Many European countries will welcome becoming freed from reliance on Russian gas pipelines.

So an export market for U.S. natgas is probably not a long-term answer. It does not need to be, since there is a better one. Better for consumers, but maybe not for some producers.

Transportation's Changing Role

Transportation again becomes a focus of the discussion. But not as a cost; instead it is the market.

Heat-content physics is the driving economic force here. In the U.S., by far the dominant fuel for land transportation is gasoline. A gallon of gasoline contains some 125,000 BTUs of usable energy, so it takes some 8 gallons to equal 1 million BTUs. That could cost at the pump anywhere from $25 to $35.

If the producer-level market price of natgas is held to $4 per million BTUs, and it takes another $4 to get it into a pump alongside the gasoline (and diesel) pump(s), $8 looks a lot more attractive than even $25.

(By the way, in California, diesel is priced above high-test, even at economical outlets.)

But can ordinary cars burn natural gas? In many other countries automobiles that were originally made to use gasoline have been converted to natural gas quite successfully. Conversion kits are widely available elsewhere, but in a country that has the best government that money can buy they are not permitted to be made or imported.

Heavy engines for trucks, busses, and other equipment being built here by Cummins-Westport are being substituted for the original motive power plants in locally-driven applications like UPS and FedEx. The necessary network of geographically-dispersed refueling stations to serve long-haul truckers is initially in place along major cross-country routes and is being expanded.

But with the obvious potential impact on the revenues and profit margins of present-day integrated oil producing majors, no rush to "serve" the public is likely, and every effort that can be made legally will likely be exercised to inhibit the widespread appearance of natural gas fueled automobiles here.

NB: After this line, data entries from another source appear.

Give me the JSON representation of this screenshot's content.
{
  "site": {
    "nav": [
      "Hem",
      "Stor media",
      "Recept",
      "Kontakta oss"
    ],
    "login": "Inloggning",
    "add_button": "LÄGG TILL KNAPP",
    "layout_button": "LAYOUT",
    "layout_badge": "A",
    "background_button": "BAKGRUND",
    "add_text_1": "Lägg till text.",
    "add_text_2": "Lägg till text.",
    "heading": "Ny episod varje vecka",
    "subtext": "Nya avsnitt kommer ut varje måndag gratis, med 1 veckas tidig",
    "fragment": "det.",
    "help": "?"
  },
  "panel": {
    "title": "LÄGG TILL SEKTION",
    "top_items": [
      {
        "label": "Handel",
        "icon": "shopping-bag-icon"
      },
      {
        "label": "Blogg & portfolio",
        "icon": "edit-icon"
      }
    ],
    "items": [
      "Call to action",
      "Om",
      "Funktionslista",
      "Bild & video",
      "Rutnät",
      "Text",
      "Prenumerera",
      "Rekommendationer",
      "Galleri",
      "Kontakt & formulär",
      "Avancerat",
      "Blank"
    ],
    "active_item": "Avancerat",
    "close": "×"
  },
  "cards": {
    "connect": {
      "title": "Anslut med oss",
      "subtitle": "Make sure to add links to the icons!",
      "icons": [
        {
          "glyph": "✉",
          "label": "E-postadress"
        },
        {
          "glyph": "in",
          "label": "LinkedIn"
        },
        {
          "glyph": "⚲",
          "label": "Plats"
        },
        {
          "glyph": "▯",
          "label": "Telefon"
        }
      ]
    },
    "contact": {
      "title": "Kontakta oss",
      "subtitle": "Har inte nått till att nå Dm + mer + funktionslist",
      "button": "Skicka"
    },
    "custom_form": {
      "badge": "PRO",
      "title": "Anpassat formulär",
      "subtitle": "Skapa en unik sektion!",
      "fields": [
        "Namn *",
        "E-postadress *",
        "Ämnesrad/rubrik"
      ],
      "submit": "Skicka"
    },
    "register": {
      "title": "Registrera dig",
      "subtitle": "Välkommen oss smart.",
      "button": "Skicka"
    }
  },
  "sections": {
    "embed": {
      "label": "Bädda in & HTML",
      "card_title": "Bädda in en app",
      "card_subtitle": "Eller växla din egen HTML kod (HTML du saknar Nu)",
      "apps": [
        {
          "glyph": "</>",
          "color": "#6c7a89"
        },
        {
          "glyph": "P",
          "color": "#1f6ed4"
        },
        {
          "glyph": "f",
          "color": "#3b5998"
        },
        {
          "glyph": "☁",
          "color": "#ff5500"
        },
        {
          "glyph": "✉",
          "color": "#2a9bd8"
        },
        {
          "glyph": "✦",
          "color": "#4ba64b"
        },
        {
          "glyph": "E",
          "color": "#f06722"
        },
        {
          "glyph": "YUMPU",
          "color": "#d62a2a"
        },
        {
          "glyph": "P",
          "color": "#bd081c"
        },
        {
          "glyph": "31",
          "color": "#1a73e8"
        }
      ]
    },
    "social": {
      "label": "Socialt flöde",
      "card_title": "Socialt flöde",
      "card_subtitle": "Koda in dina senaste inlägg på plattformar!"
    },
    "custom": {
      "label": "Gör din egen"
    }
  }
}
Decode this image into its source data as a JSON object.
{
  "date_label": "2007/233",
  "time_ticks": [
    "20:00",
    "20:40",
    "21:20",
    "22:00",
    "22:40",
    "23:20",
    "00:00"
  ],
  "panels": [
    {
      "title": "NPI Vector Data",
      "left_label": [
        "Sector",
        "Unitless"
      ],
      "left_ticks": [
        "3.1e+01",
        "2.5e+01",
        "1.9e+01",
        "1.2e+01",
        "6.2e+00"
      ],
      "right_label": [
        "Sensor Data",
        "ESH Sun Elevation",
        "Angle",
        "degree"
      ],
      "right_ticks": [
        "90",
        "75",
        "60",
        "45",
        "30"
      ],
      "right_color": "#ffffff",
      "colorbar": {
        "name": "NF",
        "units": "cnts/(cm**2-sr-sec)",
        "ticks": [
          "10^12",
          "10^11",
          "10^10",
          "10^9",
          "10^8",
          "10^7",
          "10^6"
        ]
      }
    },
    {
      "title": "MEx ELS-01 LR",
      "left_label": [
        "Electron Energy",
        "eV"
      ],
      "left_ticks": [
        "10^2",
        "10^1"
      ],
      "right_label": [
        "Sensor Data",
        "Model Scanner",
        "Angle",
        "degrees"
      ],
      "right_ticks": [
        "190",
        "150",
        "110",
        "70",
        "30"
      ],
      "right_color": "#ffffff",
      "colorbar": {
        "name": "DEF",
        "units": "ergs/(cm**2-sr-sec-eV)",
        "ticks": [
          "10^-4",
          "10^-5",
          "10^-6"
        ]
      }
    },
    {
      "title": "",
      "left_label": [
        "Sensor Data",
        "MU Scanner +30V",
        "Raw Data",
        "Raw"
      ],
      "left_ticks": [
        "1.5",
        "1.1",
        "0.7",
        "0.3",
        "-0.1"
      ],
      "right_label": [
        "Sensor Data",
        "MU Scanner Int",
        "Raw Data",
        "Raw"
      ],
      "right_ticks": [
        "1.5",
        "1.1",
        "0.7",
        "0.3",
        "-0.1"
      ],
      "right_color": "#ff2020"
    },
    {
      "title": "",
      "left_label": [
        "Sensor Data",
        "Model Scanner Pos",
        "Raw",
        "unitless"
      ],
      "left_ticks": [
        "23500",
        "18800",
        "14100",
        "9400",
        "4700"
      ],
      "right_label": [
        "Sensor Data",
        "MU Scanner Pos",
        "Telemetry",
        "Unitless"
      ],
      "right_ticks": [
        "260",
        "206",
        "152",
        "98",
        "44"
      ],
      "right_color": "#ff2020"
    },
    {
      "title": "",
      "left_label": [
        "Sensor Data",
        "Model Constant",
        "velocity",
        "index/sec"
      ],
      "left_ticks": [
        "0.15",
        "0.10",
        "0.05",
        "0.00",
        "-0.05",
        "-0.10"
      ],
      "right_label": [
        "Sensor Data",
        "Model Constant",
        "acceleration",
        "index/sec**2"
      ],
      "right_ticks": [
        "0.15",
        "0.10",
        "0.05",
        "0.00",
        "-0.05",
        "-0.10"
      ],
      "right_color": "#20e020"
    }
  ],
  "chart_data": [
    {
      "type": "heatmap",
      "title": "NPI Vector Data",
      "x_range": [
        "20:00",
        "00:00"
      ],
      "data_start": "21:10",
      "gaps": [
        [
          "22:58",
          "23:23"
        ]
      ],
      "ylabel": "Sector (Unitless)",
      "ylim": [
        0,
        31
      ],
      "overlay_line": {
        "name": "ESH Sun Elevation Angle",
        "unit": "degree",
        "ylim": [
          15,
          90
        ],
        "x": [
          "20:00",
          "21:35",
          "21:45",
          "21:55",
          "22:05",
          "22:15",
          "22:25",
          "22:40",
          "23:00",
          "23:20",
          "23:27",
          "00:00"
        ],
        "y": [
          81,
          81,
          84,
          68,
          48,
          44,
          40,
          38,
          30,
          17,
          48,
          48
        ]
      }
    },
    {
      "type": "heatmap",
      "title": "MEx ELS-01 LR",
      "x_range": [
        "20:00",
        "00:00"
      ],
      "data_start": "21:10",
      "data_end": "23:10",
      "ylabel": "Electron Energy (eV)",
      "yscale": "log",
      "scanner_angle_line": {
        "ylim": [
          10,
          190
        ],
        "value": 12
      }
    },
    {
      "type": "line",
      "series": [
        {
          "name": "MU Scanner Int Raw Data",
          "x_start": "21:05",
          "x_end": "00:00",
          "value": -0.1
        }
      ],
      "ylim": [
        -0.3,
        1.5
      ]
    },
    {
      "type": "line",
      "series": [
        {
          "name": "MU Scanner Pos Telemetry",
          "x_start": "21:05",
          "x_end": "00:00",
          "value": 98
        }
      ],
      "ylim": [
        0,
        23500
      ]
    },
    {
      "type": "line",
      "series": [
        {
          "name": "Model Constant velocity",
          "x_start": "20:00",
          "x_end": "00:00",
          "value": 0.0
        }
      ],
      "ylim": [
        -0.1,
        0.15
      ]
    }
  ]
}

Still, the economic appeal of cutting transportation fuel costs by half or more for the bulk of the voting public probably will at some point gather political strength. Which reminds me of what the head economist at the New York Investment Counsel firm that first hired me as a research analyst just out of graduate school said: "Only in the U.S. is Economics taught. Everywhere else they teach Political Economics."

The Future Major Competitors

There are only a dozen or so major international oil producers now, fewer with significant stakes in the US energy market. The Rockefeller-days of Trust-controlling markets are not likely to persist here now, where there are over four-dozen U.S. Exploration & Production firms actively pursuing unconventional extraction technologies that generate such volumes of natural gas, seeking effective uses. Their competitive presence is bound to get stronger and continue to be felt in the marketplace. Our next article will offer investment comparisons among several of them.

Source: How Transportation Has Affected Energy And How It Will Be Impacting Energy Stocks Next